    Mrs. Springs wooden foods bespeak the little girl who used rocks and roots as playhouse foods, and, growing up, retained a sharp eye for food associations in natural objects. She also retained a sense of humor and enough courage to indulge her seeing eye. She has no inhibitions about her concern with food—as a wife and mother she must deal with it constantly.

    Her show here comprises sculpture and assemblages of wood burls, knots and roots which have been selected and refined into the shapes of common food item—hams, hot dogs, cakes, cookies, bottles of cola drink, even vitamin capsules—then
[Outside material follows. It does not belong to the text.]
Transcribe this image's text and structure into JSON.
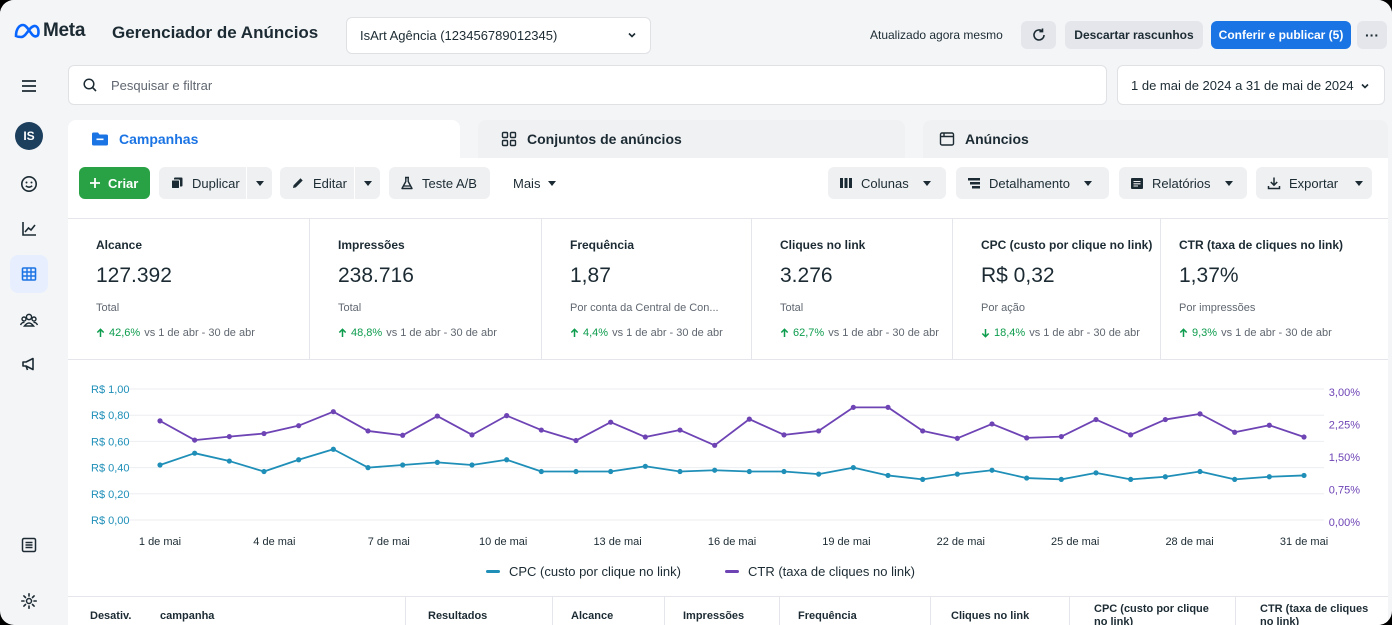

  • Bryan Wilson, Ruth Horsting, Galerie de Tours Group

    Wilson, one of Gump’s regular exhibitors, is also an ornithologist, which gives his paintings of bird life an air of authenticity. But unlike such predecessors as Audubon, Wilson does not dwell upon detail. Nor does he merely catalog fact. With a minimum of means he depicts the life of birds and small animals in their natural habitat, depending upon characteristic gesture and shape for identification of species.

    Wilson is a master of placement. He foregoes aerial and linear perspective in favor of the Oriental’s climbing perspective, and in doing so gives his forms a dramatic and pleasing

  • “New Faces”

    Wilbur Curtis, Dwight Eberly, Jane Garritson, Jean Kalisch, Helen Landgraff, Gary Rogers, Frances Velasco Shinn and Don Yee are introduced with several recent works each, although for several of them this is not a first show.

    Landgraff paints flags, to the point of chauvinism; Yee follows Gregory Kondos’ “bluish landscapes” and does it well; Curtis shows competent abstracts; Rogers is morbidly interested in vomit stains in grape-juice purple; Eberly’s Populated Silence, a sfumati rub-out reminiscent of Leonardo’s unfinished works, is spoiled by a too-glossy surface; Kalisch continues her house-top

  • Alexander Nepote, James D. Estey, and Ruth Rippon

    Nepote has won an enviable number of awards in both oils and watercolors, and has done so without having changed either style or subject matter to any great extent for more than a decade.

    The development of his present idiom was gradual. At first concerned with the scarred and tattered facades of abandoned buildings in the Mother Lode ghost towns, he abstracted them to near decorations, using wonderfully transparent water-color washes or black-lined oil stains. Yet he was seemingly frustrated by an inability to penetrate the subject. Then, he discovered the alpine level of the Sierra Nevada, with